──────── Input data

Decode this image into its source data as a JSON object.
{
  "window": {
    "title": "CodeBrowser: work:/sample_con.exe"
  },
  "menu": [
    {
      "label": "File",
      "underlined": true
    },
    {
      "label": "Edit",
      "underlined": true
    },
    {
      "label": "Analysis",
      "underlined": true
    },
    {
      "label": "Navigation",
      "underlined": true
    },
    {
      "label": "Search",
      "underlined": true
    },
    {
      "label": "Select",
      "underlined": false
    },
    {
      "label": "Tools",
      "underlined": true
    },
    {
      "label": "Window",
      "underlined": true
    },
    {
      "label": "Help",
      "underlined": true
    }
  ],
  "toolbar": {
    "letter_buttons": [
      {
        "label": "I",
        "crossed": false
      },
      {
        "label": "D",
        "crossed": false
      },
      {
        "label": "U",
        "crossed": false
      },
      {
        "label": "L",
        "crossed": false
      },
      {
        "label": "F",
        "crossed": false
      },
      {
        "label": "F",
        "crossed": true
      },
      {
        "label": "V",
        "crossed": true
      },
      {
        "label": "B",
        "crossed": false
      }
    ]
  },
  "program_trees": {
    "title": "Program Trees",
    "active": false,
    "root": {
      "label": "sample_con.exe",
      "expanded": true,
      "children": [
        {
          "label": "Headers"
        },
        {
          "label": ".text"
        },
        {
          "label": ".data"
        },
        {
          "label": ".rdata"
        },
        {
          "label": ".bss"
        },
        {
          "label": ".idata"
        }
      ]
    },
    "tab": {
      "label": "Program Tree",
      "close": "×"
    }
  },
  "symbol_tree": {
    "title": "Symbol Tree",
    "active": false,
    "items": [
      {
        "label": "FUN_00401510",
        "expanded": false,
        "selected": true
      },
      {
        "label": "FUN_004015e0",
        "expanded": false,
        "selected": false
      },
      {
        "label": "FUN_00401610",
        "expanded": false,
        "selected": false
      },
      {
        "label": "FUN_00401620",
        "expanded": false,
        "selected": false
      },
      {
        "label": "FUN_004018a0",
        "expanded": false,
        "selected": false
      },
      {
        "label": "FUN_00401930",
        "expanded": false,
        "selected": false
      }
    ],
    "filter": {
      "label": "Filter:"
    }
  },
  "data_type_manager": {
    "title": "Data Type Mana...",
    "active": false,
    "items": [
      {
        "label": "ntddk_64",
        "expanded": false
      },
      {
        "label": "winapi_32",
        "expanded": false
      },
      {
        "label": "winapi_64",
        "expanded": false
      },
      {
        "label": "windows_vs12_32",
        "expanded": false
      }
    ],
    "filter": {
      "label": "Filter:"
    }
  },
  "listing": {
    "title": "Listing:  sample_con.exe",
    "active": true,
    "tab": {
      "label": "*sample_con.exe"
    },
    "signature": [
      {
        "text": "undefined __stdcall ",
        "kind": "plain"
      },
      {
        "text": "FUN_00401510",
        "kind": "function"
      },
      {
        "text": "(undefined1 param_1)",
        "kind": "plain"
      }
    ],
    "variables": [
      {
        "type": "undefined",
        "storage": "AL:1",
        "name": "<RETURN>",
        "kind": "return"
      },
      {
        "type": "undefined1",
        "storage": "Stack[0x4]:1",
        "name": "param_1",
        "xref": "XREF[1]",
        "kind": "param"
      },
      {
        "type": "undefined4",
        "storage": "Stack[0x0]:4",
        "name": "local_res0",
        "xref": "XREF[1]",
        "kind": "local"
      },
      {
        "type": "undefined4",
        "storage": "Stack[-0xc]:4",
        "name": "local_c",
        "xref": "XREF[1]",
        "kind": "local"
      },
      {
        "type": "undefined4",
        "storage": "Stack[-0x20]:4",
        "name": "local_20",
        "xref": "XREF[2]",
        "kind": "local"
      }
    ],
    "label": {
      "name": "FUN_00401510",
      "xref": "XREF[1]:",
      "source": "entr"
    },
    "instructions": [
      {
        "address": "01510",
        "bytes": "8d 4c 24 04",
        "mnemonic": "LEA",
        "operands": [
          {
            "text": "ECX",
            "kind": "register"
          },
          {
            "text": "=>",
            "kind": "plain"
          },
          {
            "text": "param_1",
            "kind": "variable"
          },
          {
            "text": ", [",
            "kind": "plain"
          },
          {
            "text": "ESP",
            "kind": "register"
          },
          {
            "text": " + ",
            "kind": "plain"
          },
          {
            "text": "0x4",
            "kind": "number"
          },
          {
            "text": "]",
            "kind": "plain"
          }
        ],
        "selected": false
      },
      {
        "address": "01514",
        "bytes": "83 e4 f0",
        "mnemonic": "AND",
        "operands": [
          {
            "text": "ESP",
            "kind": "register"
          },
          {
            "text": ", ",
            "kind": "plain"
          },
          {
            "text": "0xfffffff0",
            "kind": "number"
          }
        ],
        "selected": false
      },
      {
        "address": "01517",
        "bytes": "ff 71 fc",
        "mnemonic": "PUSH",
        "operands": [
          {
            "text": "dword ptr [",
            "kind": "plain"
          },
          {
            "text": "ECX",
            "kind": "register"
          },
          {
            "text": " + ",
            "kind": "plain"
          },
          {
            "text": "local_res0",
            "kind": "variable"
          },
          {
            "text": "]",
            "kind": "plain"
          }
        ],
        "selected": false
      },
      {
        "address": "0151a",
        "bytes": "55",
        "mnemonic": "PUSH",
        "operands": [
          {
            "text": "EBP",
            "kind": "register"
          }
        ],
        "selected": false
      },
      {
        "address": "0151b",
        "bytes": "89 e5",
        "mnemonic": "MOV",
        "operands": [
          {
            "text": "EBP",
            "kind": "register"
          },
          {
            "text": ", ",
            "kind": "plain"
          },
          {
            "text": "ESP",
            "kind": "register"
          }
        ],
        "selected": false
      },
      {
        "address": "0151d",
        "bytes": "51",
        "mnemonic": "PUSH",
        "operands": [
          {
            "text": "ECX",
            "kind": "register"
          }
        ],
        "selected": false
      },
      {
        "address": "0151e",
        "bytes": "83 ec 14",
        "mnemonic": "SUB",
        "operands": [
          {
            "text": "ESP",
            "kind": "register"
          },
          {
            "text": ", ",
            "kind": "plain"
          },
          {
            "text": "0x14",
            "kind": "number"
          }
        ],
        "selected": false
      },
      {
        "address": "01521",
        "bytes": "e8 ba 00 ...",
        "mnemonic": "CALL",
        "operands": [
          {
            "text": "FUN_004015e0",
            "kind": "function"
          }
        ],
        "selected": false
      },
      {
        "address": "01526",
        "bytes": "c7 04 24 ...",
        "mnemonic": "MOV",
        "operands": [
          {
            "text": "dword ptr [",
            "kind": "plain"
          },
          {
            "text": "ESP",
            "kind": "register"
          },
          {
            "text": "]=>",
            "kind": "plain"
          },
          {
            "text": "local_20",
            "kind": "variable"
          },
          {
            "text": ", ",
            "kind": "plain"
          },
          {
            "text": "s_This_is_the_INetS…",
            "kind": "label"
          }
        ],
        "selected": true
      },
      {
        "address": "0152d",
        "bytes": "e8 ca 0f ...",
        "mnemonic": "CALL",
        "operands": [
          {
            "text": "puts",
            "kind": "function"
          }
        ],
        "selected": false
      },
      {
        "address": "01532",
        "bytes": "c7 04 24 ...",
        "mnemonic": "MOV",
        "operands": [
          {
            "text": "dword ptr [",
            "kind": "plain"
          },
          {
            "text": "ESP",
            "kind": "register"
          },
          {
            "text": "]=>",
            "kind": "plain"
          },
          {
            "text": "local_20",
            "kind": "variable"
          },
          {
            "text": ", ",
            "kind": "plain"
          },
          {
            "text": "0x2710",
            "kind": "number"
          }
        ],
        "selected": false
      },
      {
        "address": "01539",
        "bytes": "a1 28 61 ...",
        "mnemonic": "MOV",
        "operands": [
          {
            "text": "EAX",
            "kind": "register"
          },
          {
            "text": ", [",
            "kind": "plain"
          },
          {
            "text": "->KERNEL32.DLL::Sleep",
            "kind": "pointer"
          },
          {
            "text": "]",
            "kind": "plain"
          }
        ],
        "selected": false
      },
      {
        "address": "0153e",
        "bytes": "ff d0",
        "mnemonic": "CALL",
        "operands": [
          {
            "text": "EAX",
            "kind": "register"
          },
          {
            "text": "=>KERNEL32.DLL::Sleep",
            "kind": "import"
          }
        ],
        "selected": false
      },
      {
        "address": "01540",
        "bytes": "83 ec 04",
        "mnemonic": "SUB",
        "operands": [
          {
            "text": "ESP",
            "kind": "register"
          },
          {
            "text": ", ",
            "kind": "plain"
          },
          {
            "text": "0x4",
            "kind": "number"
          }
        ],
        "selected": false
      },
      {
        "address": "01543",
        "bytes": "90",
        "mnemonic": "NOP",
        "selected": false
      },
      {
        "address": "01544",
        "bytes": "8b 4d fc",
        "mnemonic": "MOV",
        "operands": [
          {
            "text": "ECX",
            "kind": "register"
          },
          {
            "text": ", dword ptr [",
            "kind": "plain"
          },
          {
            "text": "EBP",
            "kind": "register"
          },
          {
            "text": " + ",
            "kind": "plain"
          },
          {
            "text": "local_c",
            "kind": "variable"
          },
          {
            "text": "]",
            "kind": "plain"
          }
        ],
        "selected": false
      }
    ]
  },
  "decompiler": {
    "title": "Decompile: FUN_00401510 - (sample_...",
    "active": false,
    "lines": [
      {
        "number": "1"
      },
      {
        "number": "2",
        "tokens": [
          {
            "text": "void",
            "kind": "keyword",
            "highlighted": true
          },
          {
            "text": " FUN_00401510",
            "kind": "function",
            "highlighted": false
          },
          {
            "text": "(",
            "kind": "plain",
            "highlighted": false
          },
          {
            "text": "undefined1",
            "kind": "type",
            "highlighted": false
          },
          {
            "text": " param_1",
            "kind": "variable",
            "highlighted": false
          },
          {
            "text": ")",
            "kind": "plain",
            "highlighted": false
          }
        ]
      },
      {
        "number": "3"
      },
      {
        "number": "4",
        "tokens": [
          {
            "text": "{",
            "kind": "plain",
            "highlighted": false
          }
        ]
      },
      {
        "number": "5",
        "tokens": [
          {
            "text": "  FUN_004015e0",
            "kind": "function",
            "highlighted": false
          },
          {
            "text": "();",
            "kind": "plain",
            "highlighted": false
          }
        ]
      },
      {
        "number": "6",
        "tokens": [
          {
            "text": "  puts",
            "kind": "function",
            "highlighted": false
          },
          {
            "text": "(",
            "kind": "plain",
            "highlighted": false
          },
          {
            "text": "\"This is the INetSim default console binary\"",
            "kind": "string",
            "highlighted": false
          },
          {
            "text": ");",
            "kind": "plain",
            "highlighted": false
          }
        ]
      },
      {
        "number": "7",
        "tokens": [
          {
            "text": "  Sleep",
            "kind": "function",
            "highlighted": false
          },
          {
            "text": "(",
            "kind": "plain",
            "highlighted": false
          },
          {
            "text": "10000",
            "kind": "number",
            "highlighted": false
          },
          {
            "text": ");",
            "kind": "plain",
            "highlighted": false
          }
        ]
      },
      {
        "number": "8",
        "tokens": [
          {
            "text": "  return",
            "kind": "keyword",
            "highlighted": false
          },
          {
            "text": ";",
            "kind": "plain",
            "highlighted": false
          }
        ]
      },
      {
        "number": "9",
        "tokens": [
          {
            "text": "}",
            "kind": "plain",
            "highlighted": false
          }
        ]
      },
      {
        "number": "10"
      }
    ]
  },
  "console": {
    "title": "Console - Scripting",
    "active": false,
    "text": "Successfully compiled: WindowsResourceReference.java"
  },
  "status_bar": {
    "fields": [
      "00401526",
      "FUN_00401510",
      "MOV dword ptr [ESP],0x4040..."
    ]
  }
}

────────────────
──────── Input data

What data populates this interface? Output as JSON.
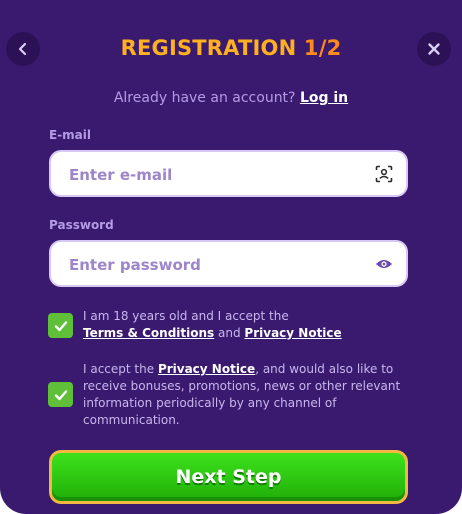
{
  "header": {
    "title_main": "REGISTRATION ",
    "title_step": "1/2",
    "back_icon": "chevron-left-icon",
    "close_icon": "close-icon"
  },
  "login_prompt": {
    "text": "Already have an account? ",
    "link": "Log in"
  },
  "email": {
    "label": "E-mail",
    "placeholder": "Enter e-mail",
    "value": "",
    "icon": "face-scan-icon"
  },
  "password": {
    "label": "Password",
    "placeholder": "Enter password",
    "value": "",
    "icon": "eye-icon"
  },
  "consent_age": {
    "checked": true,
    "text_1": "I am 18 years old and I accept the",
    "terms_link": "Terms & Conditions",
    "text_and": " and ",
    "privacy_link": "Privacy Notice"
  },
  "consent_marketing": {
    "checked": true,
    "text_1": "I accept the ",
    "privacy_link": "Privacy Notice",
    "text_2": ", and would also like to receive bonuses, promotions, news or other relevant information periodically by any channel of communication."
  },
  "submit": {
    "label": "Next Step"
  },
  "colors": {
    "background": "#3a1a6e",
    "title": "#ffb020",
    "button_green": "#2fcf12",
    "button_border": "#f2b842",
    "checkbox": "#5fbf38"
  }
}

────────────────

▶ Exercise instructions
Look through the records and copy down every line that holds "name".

▶ Problem solution
        "name": "<RETURN>",
        "name": "param_1",
        "name": "local_res0",
        "name": "local_c",
        "name": "local_20",
      "name": "FUN_00401510",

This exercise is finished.